* _ACTIVITY_: Wherever the string "digitale" occurs in a line of these records, report that line.
***** DATASET ENTRIES
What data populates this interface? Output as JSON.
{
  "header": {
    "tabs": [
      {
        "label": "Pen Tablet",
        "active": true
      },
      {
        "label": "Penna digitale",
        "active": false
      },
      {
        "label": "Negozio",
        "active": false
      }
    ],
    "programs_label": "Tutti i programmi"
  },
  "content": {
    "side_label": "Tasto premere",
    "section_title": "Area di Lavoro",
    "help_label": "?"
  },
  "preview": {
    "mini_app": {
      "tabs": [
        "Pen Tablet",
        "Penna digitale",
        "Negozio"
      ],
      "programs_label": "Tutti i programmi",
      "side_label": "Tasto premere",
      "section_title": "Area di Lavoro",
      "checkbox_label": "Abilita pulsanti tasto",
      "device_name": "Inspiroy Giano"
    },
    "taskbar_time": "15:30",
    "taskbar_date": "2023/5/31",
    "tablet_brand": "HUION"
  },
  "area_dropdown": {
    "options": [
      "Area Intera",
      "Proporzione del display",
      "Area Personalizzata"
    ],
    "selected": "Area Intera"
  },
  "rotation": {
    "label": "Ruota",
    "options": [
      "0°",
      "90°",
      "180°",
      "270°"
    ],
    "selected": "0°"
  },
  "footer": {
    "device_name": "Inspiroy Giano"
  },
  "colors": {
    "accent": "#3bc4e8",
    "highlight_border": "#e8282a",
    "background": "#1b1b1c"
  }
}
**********
* _THE ANSWER_:
        "label": "Penna digitale",
        "Penna digitale",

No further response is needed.